Though she “hoped and prayed for true contrition and lasting remorse” from her brother-in-law of about 30 years, she said she doesn’t feel that she received it.
“It became agonizing, the impossible position he placed us in — report someone we love — knowing full well the very real consequences for both him and our families, or continue to allow a man who assaulted me to get away with it,” Cooley’s accuser said.
She agreed to be publicly identified by her relationship to the defendant, but not by name. Air Force Times does not publish the names of sexual assault victims without their permission to protect their privacy.
Jimenez, who presided over the bench trial, is expected to issue Cooley’s sentence on Tuesday. The two-star faces a maximum sentence of up to seven years in jail, dismissal from the Air Force and withholding of pay, and a possible spot in the national sex offender database.
Air Force lawyers representing the government on the woman’s behalf in U.S. v. Cooley argued the general should be dismissed from the service without a pension or other retirement benefits, the Dayton Daily News reported on Monday.
If not dismissed, Cooley should be jailed, the prosecution said. They also pushed for a reduction in rank.
Defense attorney Dan Conway asked the judge for compassion and said a letter of reprimand would be sufficient punishment, the Dayton Daily News reported.
Cooley’s move to kiss his sister-in-law “on the lips and tongue with an intent to gratify his sexual desire,” according to an Air Force charge sheet, while they were alone in her car after a party at Cooley’s brother’s home in August 2018, is no longer classified as a sexual offense and a felony after recent legal changes.
However, Jimenez indicated she would follow the rules that were in place at the time of the incident when considering his sentence, according to the Dayton Daily News.
Cooley entered active duty service in 1990 and has worked in a variety of military space, missile defense, research and other positions.
As the head of AFRL, he managed a $2.5 billion Air Force-led science and technology portfolio plus another $2.3 billion in research funded outside the military. He oversaw a workforce of around 6,000 people.

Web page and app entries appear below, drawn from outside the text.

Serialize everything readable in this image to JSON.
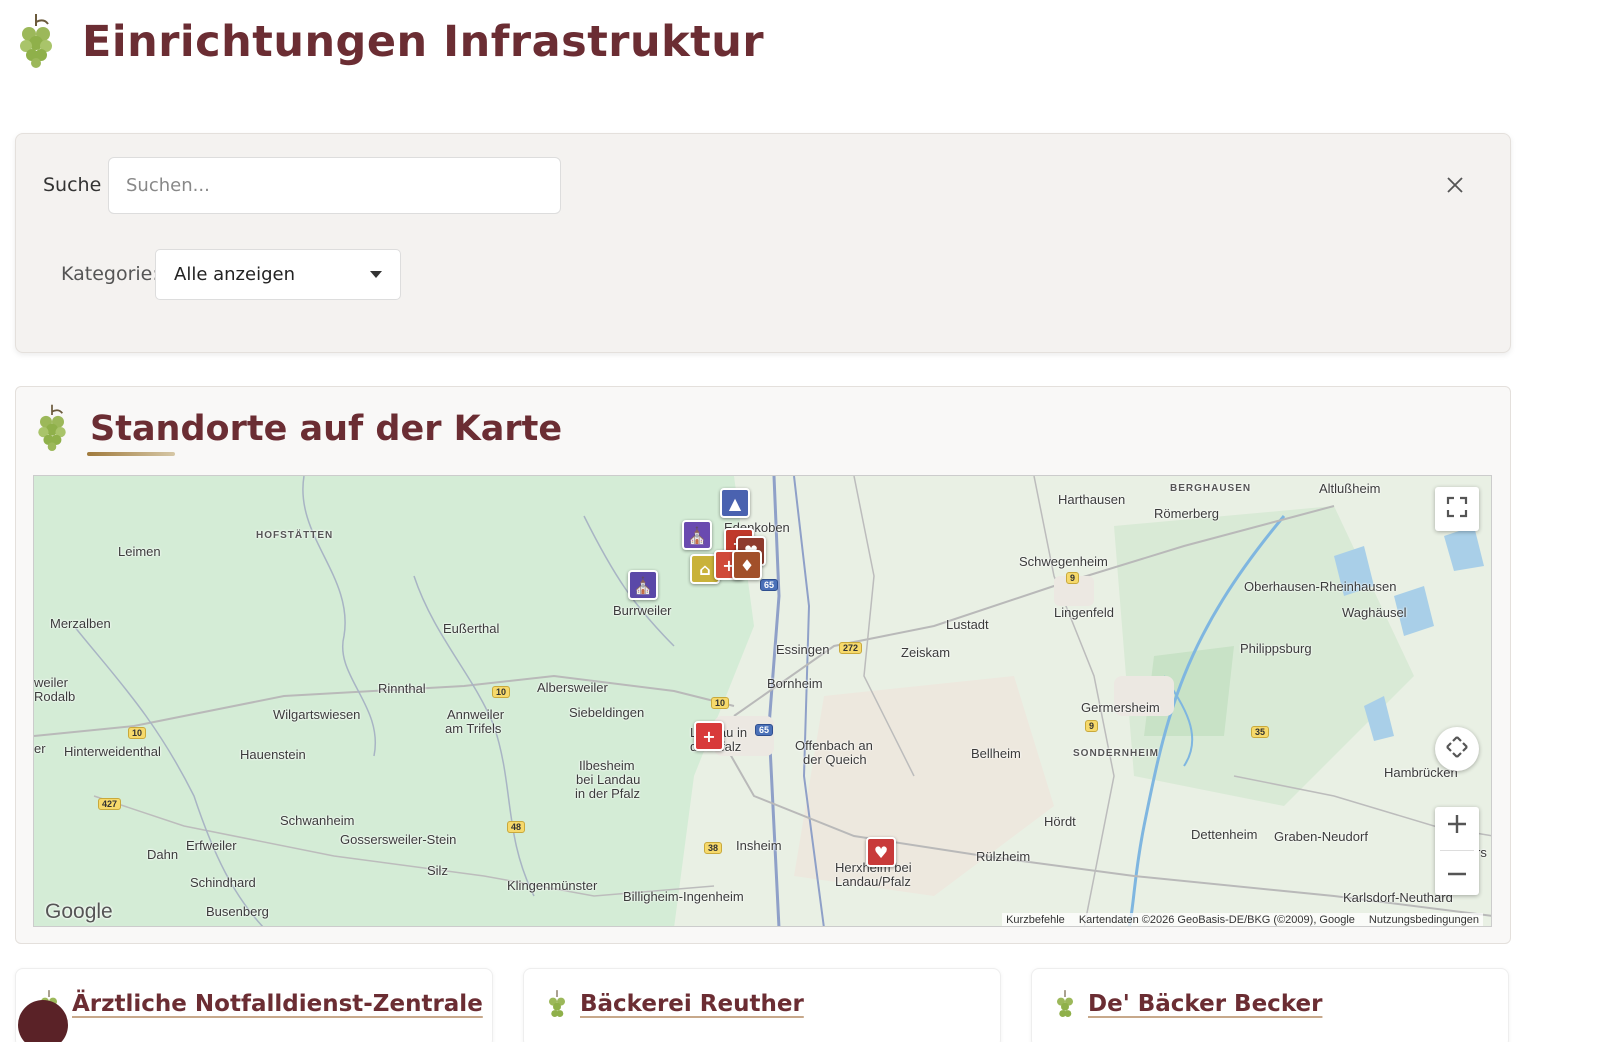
{
  "header": {
    "title": "Einrichtungen Infrastruktur",
    "logo_icon": "grape-icon"
  },
  "filters": {
    "search_label": "Suche",
    "search_placeholder": "Suchen...",
    "search_value": "",
    "clear_icon": "close-icon",
    "category_label": "Kategorie:",
    "category_selected": "Alle anzeigen"
  },
  "map_section": {
    "title": "Standorte auf der Karte",
    "provider_logo": "Google",
    "attribution": {
      "shortcuts": "Kurzbefehle",
      "data": "Kartendaten ©2026 GeoBasis-DE/BKG (©2009), Google",
      "terms": "Nutzungsbedingungen"
    },
    "place_labels": {
      "berghausen": "BERGHAUSEN",
      "altlussheim": "Altlußheim",
      "harthausen": "Harthausen",
      "roemerberg": "Römerberg",
      "hofstaetten": "HOFSTÄTTEN",
      "leimen": "Leimen",
      "edenkoben": "Edenkoben",
      "schwegenheim": "Schwegenheim",
      "oberhausen": "Oberhausen-Rheinhausen",
      "burrweiler": "Burrweiler",
      "lingenfeld": "Lingenfeld",
      "waghaeusel": "Waghäusel",
      "merzalben": "Merzalben",
      "eusserthal": "Eußerthal",
      "lustadt": "Lustadt",
      "philippsburg": "Philippsburg",
      "essingen": "Essingen",
      "zeiskam": "Zeiskam",
      "weiler": "weiler",
      "rodalb": "Rodalb",
      "rinnthal": "Rinnthal",
      "albersweiler": "Albersweiler",
      "bornheim": "Bornheim",
      "wilgartswiesen": "Wilgartswiesen",
      "annweiler": "Annweiler",
      "am_trifels": "am Trifels",
      "siebeldingen": "Siebeldingen",
      "germersheim": "Germersheim",
      "landau_1": "Landau in",
      "landau_2": "der Pfalz",
      "offenbach_1": "Offenbach an",
      "offenbach_2": "der Queich",
      "er": "er",
      "hinterweidenthal": "Hinterweidenthal",
      "hauenstein": "Hauenstein",
      "bellheim": "Bellheim",
      "sondernheim": "SONDERNHEIM",
      "hambruecken": "Hambrücken",
      "ilbesheim_1": "Ilbesheim",
      "ilbesheim_2": "bei Landau",
      "ilbesheim_3": "in der Pfalz",
      "schwanheim": "Schwanheim",
      "hoerdt": "Hördt",
      "dettenheim": "Dettenheim",
      "graben_neudorf": "Graben-Neudorf",
      "erfweiler": "Erfweiler",
      "gossersweiler": "Gossersweiler-Stein",
      "insheim": "Insheim",
      "dahn": "Dahn",
      "herxheim_1": "Herxheim bei",
      "herxheim_2": "Landau/Pfalz",
      "ruelzheim": "Rülzheim",
      "silz": "Silz",
      "schindhard": "Schindhard",
      "klingenmuenster": "Klingenmünster",
      "billigheim": "Billigheim-Ingenheim",
      "karlsdorf": "Karlsdorf-Neuthard",
      "busenberg": "Busenberg",
      "rs": "rs",
      "re": "Re"
    },
    "road_numbers": [
      "9",
      "65",
      "272",
      "10",
      "10",
      "10",
      "9",
      "65",
      "35",
      "427",
      "48",
      "38"
    ],
    "marker_types": [
      "hotel-icon",
      "church-icon",
      "bakery-icon",
      "medical-icon",
      "sports-icon",
      "church-icon",
      "medical-icon",
      "care-icon"
    ],
    "controls": [
      "fullscreen-icon",
      "pan-icon",
      "zoom-in-icon",
      "zoom-out-icon"
    ]
  },
  "cards": [
    {
      "title": "Ärztliche Notfalldienst-Zentrale"
    },
    {
      "title": "Bäckerei Reuther"
    },
    {
      "title": "De' Bäcker Becker"
    }
  ],
  "colors": {
    "brand": "#6b2d33",
    "grape": "#8fb04a",
    "accent_gold": "#a07a3c"
  }
}
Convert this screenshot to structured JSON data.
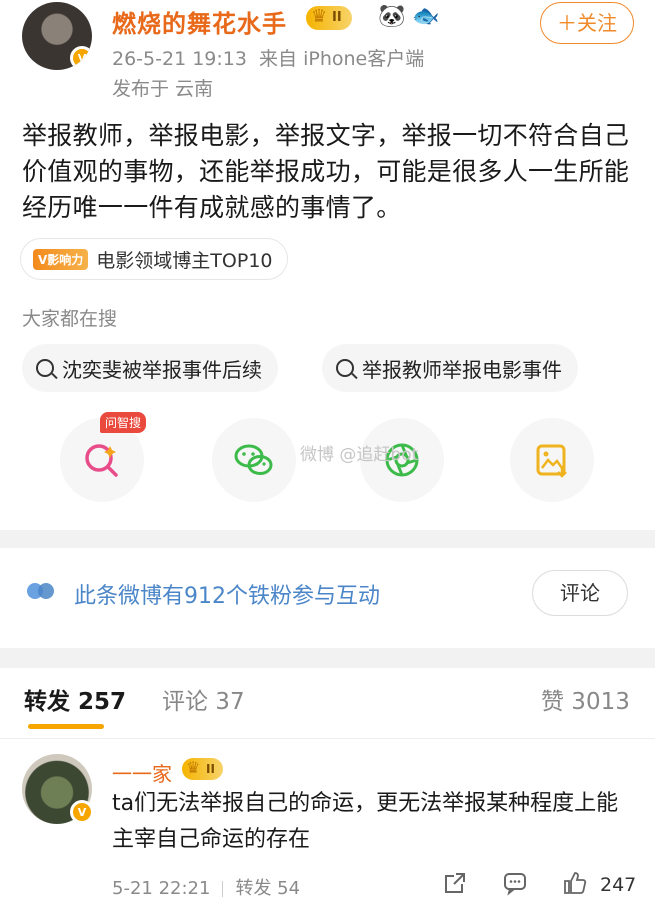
{
  "post": {
    "username": "燃烧的舞花水手",
    "level_badge": "II",
    "timestamp": "26-5-21 19:13",
    "source": "来自 iPhone客户端",
    "location": "发布于 云南",
    "follow_label": "＋关注",
    "content": "举报教师，举报电影，举报文字，举报一切不符合自己价值观的事物，还能举报成功，可能是很多人一生所能经历唯一一件有成就感的事情了。",
    "tag_badge": "V影响力",
    "tag_text": "电影领域博主TOP10"
  },
  "search": {
    "title": "大家都在搜",
    "items": [
      "沈奕斐被举报事件后续",
      "举报教师举报电影事件"
    ]
  },
  "share": {
    "tip": "问智搜",
    "watermark": "微博 @追赶bot"
  },
  "fans": {
    "text": "此条微博有912个铁粉参与互动",
    "button": "评论"
  },
  "tabs": {
    "repost": "转发 257",
    "comment": "评论 37",
    "like": "赞 3013"
  },
  "comment": {
    "name": "一一家",
    "level_badge": "II",
    "text": "ta们无法举报自己的命运，更无法举报某种程度上能主宰自己命运的存在",
    "time": "5-21 22:21",
    "repost": "转发 54",
    "likes": "247"
  },
  "colors": {
    "brand_orange": "#f08a2b",
    "link_blue": "#4b86c8",
    "tab_indicator": "#f7a600"
  }
}
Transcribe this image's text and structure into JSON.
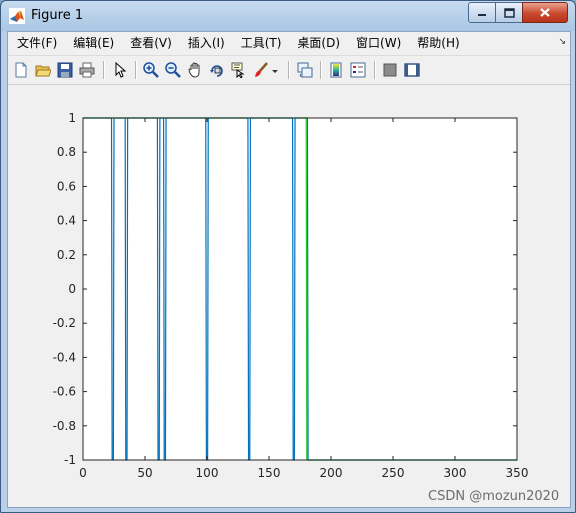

Cooley was fired amid an Air Force Office of Special Investigations inquiry and charged with violating Article 120 of the Uniformed Code of Military Justice, which forbids sexual assault. Cooley now advocates for the service’s science and technology plans as an assistant to Air Force Materiel Command boss Gen. Arnold Bunch.
This is the first time a military court has issued a verdict in a case involving an Air Force general. It’s also the first time sexual assault charges have led to criminal prosecution for any official so high in the chain of command.
Cases involving military personnel can be tried in either military or civilian court, or in both.
Cooley’s accuser said the stress she has endured in the nearly four years since the became “nearly unbearable,” keeping her awake at night. The ordeal caused her to lose friends, family and work, she said.
She felt like a “hypocrite” and a “fraud” at her job, while “training audiences on creating harassment-free environments and encouraging others to report harassment and assault without fear, when I myself was the victim of assault and initially elected not to report my attacker,” she said.
The woman also said she felt dishonest to her daughters by initially failing to speak out against the same kind of abuse she had taught them to fight.
She will heal and atone for that silence through advocacy, and by becoming a role model for other sexual assault victims.
“I could have let Bill Cooley define me as a victim, but today, in coming forward, in shining a bright light on truth, I am working to rewrite that narrative,” she said. “I will work to channel the worst event of my life into something of service to benefit others.”
Rachel Cohen is the editor of Air Force Times. She joined the publication as its senior reporter in March 2021. Her work has appeared in the Washington Post, the Frederick News-Post (Md.), Air and Space Forces Magazine, Inside Defense, Inside Health Policy and elsewhere.